  2. The Darwin’s frog has excellent camouflage as it has evolved to resemble a leaf. It blends in remarkably well with the leaf litter in which it lives. This reduces the risk of predation.
  3. Like other frogs, the Darwin’s frog has webbed feet that help it manoeuvre through water.
  4. The Darwin’s frog has eyes and nostrils on the top of its head allowing it to stay almost submerged underwater.

Threats

There is a worrying decline in the number of Darwin’s frogs throughout the world, especially in Chile where some populations are disappearing entirely. This is because of deforestation and the replacement of their native trees with exotic species.
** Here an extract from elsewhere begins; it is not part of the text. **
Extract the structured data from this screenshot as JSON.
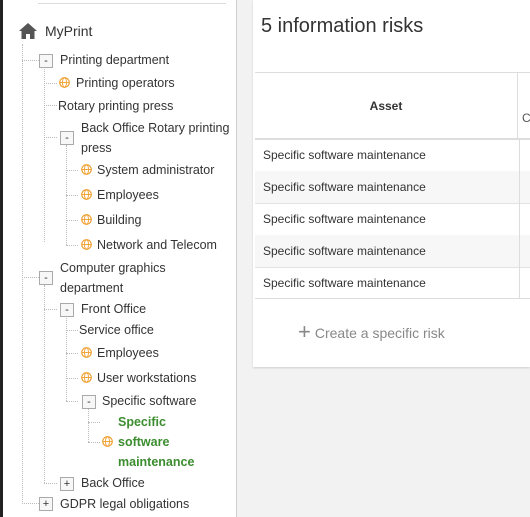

In other regions, the causes are unknown, but it maybe be down to climate change and ultraviolet radiation. This could also be what is contributing to the worldwide decline in amphibians.

Conservation

IUCN Status: Vulnerable

Throughout the Darwin’s frogs range, there are a number of protected areas helping to preserve its habitat. However, these need to be improved and expanded, especially in sites near the north of its territory.

Fun Facts

Male: Male frog
Female: Female frog
Young: Tadpole

Group: Army

The Darwin’s frog is named after Charles Darwin, who discovered it during his world voyage.
The males call is small and bell-like, despite its large vocal sac.
It is also known as the Darwin’s toad and the Cowboy frog.